▸ **PROBLEM DESCRIPTION**
Go line by line through the data below and work out how many lines contain "SirAstroKingofGatos"; the answer is that number alone.

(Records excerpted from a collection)
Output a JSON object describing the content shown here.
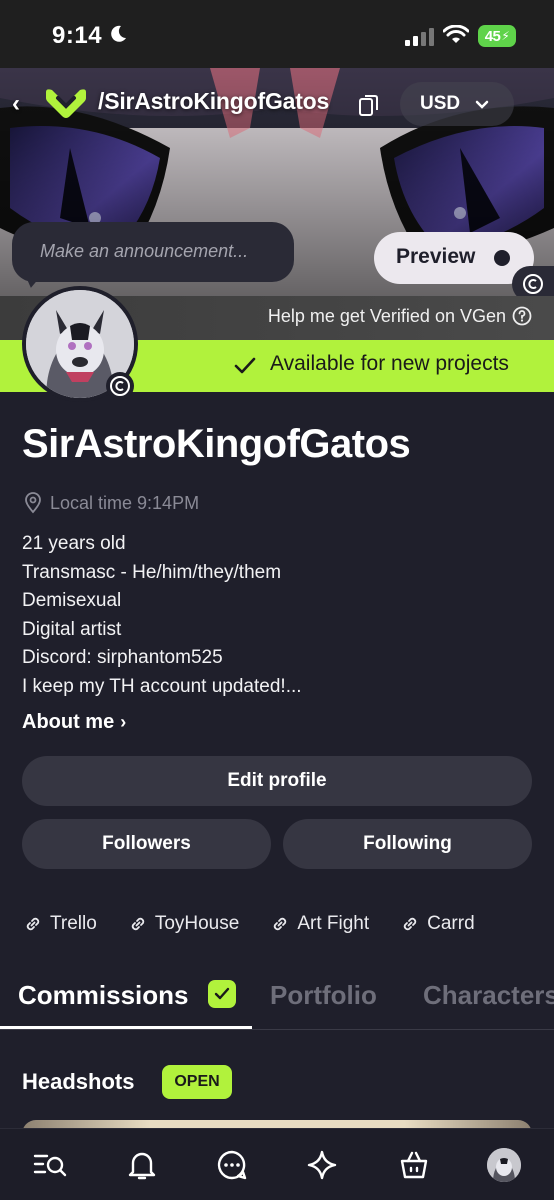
{
  "status_bar": {
    "time": "9:14",
    "battery": "45"
  },
  "header": {
    "handle": "/SirAstroKingofGatos",
    "currency": "USD"
  },
  "announcement": {
    "placeholder": "Make an announcement..."
  },
  "preview_label": "Preview",
  "verify_text": "Help me get Verified on VGen",
  "availability": "Available for new projects",
  "profile": {
    "name": "SirAstroKingofGatos",
    "local_time": "Local time 9:14PM",
    "bio": [
      "21 years old",
      "Transmasc - He/him/they/them",
      "Demisexual",
      "Digital artist",
      "Discord: sirphantom525",
      "I keep my TH account updated!..."
    ],
    "about_label": "About me"
  },
  "buttons": {
    "edit": "Edit profile",
    "followers": "Followers",
    "following": "Following"
  },
  "links": [
    "Trello",
    "ToyHouse",
    "Art Fight",
    "Carrd"
  ],
  "tabs": [
    "Commissions",
    "Portfolio",
    "Characters"
  ],
  "section": {
    "title": "Headshots",
    "badge": "OPEN"
  },
  "colors": {
    "accent": "#b1f23c",
    "background": "#1f1f2b",
    "button": "#363642"
  },
  "nav": [
    "search-menu-icon",
    "bell-icon",
    "chat-icon",
    "sparkle-icon",
    "shopping-bag-icon",
    "profile-avatar"
  ]
}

▸ **RESULT BELOW**
2